Dataset rows describing interfaces:

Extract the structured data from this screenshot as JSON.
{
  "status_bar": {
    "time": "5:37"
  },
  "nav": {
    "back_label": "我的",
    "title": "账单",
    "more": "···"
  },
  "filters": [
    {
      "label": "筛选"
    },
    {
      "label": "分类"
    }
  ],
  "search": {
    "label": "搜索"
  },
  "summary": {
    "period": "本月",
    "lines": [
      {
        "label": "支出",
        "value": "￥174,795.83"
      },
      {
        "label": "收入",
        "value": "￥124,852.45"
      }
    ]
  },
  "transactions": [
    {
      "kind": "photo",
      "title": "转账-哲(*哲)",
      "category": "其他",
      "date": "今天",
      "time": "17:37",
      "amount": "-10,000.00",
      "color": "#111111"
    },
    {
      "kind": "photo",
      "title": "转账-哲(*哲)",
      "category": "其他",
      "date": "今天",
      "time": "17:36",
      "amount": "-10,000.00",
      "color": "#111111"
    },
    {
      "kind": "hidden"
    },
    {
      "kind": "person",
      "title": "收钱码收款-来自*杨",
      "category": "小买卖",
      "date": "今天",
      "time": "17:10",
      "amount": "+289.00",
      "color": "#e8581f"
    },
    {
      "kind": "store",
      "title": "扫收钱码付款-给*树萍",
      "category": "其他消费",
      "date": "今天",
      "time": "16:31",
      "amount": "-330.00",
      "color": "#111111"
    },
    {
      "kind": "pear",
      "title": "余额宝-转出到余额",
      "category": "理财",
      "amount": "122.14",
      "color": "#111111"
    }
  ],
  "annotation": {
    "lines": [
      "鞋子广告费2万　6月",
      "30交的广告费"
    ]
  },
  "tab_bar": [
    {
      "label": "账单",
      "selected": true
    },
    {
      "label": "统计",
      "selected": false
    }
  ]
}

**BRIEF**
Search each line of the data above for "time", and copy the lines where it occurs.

**EXERCISE ANSWER**
    "time": "5:37"
      "time": "17:37",
      "time": "17:36",
      "time": "17:10",
      "time": "16:31",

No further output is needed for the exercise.